One day in 1996, an official working on behalf of Washington sports impresario Abe Pollin called Frank Ceresi, a veteran family-court judge in Arlington: Could Ceresi (who had written a column for Sports Collector’s Digest) suggest someone who might be interested in running the National Sports Gallery, a 25,000-square-foot exhibition space planned for the then-

unfinished MCI Center?

Ceresi suggested himself. He touted his lifelong interest in sports history—he’d overcome the all-too-common Mom-threw-out-all-my-baseball-cards affliction and managed to assemble a solid collection of baseball score cards dating back to the 19th century—as well as his volunteer work with the Smithsonian and some local historical societies in Virginia. Ceresi wound up getting the job, and his first order of business was to hire Carol McMains; though never a memorabilia collector, she had been his executive assistant at the court and, equally important, she was a sports fan. They’ve been partners ever since.

From December 1997 until July 2001, Ceresi and McMains—who grew up in Alexandria, Va., and Waldorf, Md., respectively—curated exhibitions of sports-history artifacts at the MCI Center, made up of items borrowed from collectors around the country. The gallery did purchase one historical object: a bat used by Babe Ruth during the 1927 season, when he hit 60 home runs. Ceresi and McMains wanted the public to be able to touch it, something no sane benefactor would have allowed. “It was one of these generational common denominators—the kids and their parents would both be interested in it because of the connection to Ruth,” Ceresi says.

When the gallery closed, largely because of low attendance, Ceresi and McMains decided to stick with sports rather than return to the more wrenching world of child-custody disputes. So they established a sports-oriented museum-consulting firm in Alexandria called FC Associates; clients include the Yogi Berra Museum in Montclair, N.J., and the Historical Society of Washington, D.C.

The most recent co-production by Ceresi, 52, and McMains, 36, is Baseball in Washington, D.C., a 130-page book they bill as the first illustrated history of the national pastime as it’s been played in Washington. It includes 180 black-and-white photographs, many never before published. As editors and writers, Ceresi and McMains delighted in spotlighting not just the city’s all-time greats, such as Hall of Fame pitcher Walter Johnson, but also its more obscure denizens. Being locals intensified their appreciation for the topic. “I was an impressionable young teen when the Senators were still in town,” says Ceresi. “We’d go to Griffith Stadium to see them play the Yankees and the Red Sox, who were the premier teams in the country.”
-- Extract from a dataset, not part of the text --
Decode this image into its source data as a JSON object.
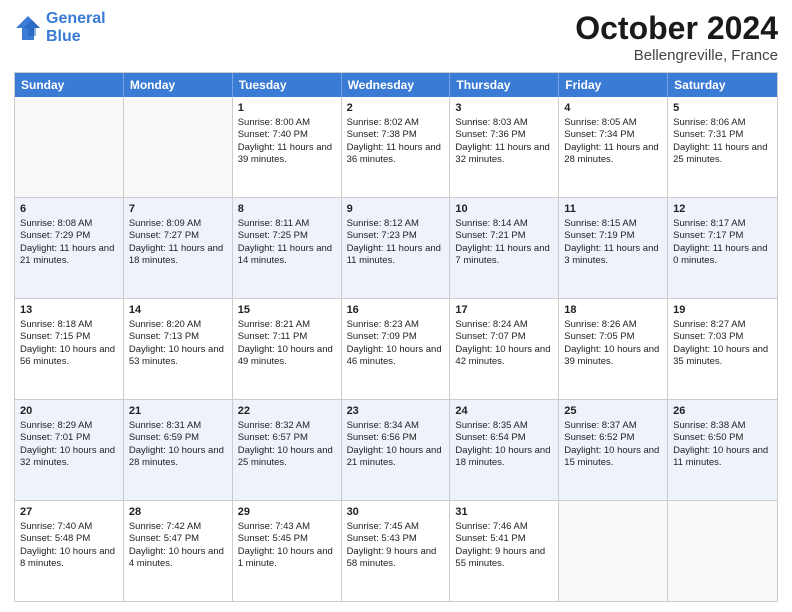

The book resurrects the pioneering Washington teams of the 1860s, which were among the best of the pre-major-league era. One of the city’s most prominent early players, George Wright, is said to have hit six home runs in one game, in 1867. Soon after, teams began springing up all over town. “I thought it was interesting that such an early form of the game grew right here from clerks who worked in the government,” Ceresi says.

One of the duo’s most exhilarating finds was a largely forgotten scrapbook kept by future President Rutherford B. Hayes to document the national barnstorming tour of the 1869 Cincinnati Red Stockings—the first all-professional baseball team. “We found it at a historical society in Ohio,” Ceresi says. “It was just one of those great experiences where you realize you’ve just found the one person who can help you.”

Of course, seven decades of Senators baseball came to an abrupt end in 1971, as owner Robert Short moved the team to Texas (where it would later come to be owned by future President George W. Bush). Now, 31 years later, Major League Baseball is inching closer to granting Washington a new team, and Ceresi and McMains can’t wait to add a new chapter to their book. The fact that baseball no longer exists in the nation’s capital is “a tragedy,” Ceresi says. “And it’s one we’re hopeful will be rectified soon.” — Louis Jacobson